◆ Work item: Which of the lines in the data mention the string "toolbar"? List them all.

(Dataset items)
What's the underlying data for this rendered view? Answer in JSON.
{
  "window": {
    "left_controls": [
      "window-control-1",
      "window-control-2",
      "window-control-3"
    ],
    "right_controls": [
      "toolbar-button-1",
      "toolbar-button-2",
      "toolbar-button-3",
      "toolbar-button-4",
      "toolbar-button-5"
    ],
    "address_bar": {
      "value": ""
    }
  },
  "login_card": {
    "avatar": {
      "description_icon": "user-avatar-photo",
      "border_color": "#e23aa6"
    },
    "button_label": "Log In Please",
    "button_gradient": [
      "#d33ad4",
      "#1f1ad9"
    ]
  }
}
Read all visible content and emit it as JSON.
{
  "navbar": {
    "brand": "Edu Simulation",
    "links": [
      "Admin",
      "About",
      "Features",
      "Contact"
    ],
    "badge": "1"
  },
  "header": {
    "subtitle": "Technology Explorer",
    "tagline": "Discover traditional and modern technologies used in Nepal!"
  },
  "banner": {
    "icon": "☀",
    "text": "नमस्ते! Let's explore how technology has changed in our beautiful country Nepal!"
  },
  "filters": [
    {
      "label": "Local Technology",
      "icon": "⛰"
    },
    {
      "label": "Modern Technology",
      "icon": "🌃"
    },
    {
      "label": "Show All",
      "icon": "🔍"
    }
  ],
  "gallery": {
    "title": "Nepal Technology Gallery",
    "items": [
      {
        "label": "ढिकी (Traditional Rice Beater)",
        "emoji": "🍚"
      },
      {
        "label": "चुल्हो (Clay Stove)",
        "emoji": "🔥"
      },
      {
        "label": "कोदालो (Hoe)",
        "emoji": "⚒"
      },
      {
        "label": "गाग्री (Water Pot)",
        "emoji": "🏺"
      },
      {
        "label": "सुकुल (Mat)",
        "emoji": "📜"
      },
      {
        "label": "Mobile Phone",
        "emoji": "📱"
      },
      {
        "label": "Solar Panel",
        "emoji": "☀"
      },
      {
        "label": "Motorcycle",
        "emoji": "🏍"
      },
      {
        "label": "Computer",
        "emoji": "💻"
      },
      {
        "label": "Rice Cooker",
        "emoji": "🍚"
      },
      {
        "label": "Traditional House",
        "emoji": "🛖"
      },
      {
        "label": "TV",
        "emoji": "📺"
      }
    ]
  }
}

◆ Solution for this problem:
      "toolbar-button-1",
      "toolbar-button-2",
      "toolbar-button-3",
      "toolbar-button-4",
      "toolbar-button-5"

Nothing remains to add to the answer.